WHAT TO WORK ON: A faithful copy of the entries is required, with no images in it.

****************

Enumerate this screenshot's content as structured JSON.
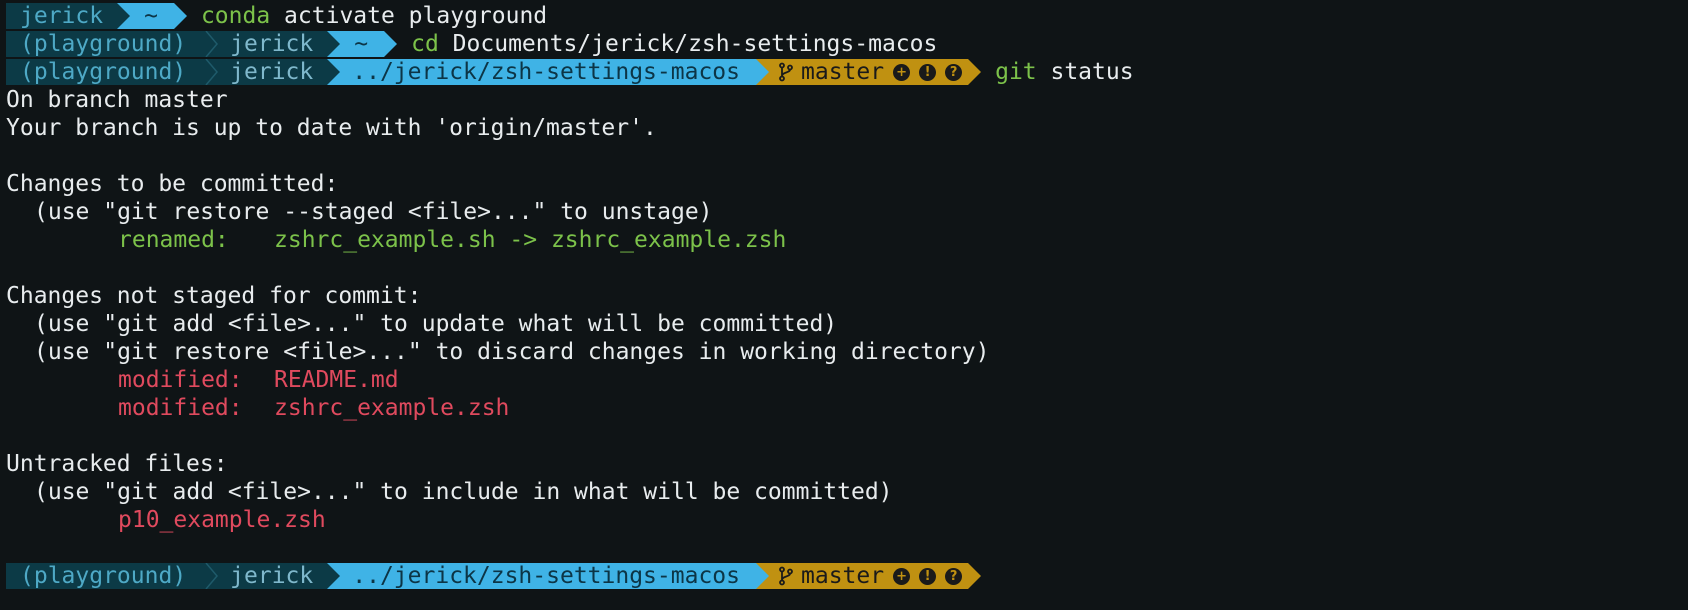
{
  "colors": {
    "background": "#0f1416",
    "env_segment": "#0c3a46",
    "dir_segment": "#3fb3e6",
    "git_segment": "#c09111",
    "staged": "#7cc24a",
    "unstaged": "#e04a5e"
  },
  "prompts": [
    {
      "env": "",
      "user": "jerick",
      "dir": "~",
      "branch": "",
      "command_keyword": "conda",
      "command_args": " activate playground"
    },
    {
      "env": "(playground)",
      "user": "jerick",
      "dir": "~",
      "branch": "",
      "command_keyword": "cd",
      "command_args": " Documents/jerick/zsh-settings-macos"
    },
    {
      "env": "(playground)",
      "user": "jerick",
      "dir": "../jerick/zsh-settings-macos",
      "branch": "master",
      "command_keyword": "git",
      "command_args": " status"
    },
    {
      "env": "(playground)",
      "user": "jerick",
      "dir": "../jerick/zsh-settings-macos",
      "branch": "master",
      "command_keyword": "",
      "command_args": ""
    }
  ],
  "git_badges": [
    "plus-circle-icon",
    "exclamation-circle-icon",
    "question-circle-icon"
  ],
  "git_branch_icon": "git-branch-icon",
  "output": {
    "line1": "On branch master",
    "line2": "Your branch is up to date with 'origin/master'.",
    "staged_header": "Changes to be committed:",
    "staged_hint": "(use \"git restore --staged <file>...\" to unstage)",
    "staged_file_label": "renamed:",
    "staged_file_value": "zshrc_example.sh -> zshrc_example.zsh",
    "unstaged_header": "Changes not staged for commit:",
    "unstaged_hint1": "(use \"git add <file>...\" to update what will be committed)",
    "unstaged_hint2": "(use \"git restore <file>...\" to discard changes in working directory)",
    "modified_label": "modified:",
    "modified_file1": "README.md",
    "modified_file2": "zshrc_example.zsh",
    "untracked_header": "Untracked files:",
    "untracked_hint": "(use \"git add <file>...\" to include in what will be committed)",
    "untracked_file": "p10_example.zsh"
  }
}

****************

ANSWER SPACE:
Enumerate this screenshot's content as structured JSON.
{
  "colors": {
    "background": "#0f1416",
    "env_segment": "#0c3a46",
    "dir_segment": "#3fb3e6",
    "git_segment": "#c09111",
    "staged": "#7cc24a",
    "unstaged": "#e04a5e"
  },
  "prompts": [
    {
      "env": "",
      "user": "jerick",
      "dir": "~",
      "branch": "",
      "command_keyword": "conda",
      "command_args": " activate playground"
    },
    {
      "env": "(playground)",
      "user": "jerick",
      "dir": "~",
      "branch": "",
      "command_keyword": "cd",
      "command_args": " Documents/jerick/zsh-settings-macos"
    },
    {
      "env": "(playground)",
      "user": "jerick",
      "dir": "../jerick/zsh-settings-macos",
      "branch": "master",
      "command_keyword": "git",
      "command_args": " status"
    },
    {
      "env": "(playground)",
      "user": "jerick",
      "dir": "../jerick/zsh-settings-macos",
      "branch": "master",
      "command_keyword": "",
      "command_args": ""
    }
  ],
  "git_badges": [
    "plus-circle-icon",
    "exclamation-circle-icon",
    "question-circle-icon"
  ],
  "git_branch_icon": "git-branch-icon",
  "output": {
    "line1": "On branch master",
    "line2": "Your branch is up to date with 'origin/master'.",
    "staged_header": "Changes to be committed:",
    "staged_hint": "(use \"git restore --staged <file>...\" to unstage)",
    "staged_file_label": "renamed:",
    "staged_file_value": "zshrc_example.sh -> zshrc_example.zsh",
    "unstaged_header": "Changes not staged for commit:",
    "unstaged_hint1": "(use \"git add <file>...\" to update what will be committed)",
    "unstaged_hint2": "(use \"git restore <file>...\" to discard changes in working directory)",
    "modified_label": "modified:",
    "modified_file1": "README.md",
    "modified_file2": "zshrc_example.zsh",
    "untracked_header": "Untracked files:",
    "untracked_hint": "(use \"git add <file>...\" to include in what will be committed)",
    "untracked_file": "p10_example.zsh"
  }
}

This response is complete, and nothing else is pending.